— ASSIGNMENT —
Go over the data below and say how many lines hold the word "Selected". Only the number is needed.

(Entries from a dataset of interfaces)
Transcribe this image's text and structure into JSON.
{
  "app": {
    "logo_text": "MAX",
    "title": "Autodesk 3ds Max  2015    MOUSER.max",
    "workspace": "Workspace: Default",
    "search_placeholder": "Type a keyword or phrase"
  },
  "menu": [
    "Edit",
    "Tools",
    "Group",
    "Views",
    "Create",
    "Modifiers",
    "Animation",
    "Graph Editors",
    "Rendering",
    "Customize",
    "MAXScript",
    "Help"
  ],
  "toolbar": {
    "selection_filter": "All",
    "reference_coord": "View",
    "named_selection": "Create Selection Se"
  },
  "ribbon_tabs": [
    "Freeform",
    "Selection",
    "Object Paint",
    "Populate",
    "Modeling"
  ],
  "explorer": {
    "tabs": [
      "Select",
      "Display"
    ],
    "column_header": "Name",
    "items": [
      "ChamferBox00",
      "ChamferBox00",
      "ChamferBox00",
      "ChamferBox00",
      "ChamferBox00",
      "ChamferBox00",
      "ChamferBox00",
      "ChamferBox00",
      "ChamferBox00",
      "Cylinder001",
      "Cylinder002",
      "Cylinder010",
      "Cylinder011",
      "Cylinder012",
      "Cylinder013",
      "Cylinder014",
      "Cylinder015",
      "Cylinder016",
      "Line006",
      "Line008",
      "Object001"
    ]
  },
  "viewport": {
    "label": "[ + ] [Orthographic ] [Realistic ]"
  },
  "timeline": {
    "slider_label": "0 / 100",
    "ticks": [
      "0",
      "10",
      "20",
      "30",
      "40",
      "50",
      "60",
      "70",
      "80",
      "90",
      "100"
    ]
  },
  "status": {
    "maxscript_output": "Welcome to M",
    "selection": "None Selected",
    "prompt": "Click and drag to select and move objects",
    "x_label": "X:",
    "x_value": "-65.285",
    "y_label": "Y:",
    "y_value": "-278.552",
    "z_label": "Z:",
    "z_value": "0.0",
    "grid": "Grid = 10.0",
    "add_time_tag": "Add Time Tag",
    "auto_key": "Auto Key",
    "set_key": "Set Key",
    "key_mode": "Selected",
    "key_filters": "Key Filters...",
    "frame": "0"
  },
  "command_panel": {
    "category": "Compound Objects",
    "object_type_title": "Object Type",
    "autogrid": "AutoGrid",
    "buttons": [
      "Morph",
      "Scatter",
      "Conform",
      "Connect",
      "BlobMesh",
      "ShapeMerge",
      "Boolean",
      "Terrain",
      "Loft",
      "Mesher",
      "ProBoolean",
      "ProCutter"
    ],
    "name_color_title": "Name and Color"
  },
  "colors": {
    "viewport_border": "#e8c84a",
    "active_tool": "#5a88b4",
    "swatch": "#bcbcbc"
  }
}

— SOLUTION TO THIS PROBLEM —
2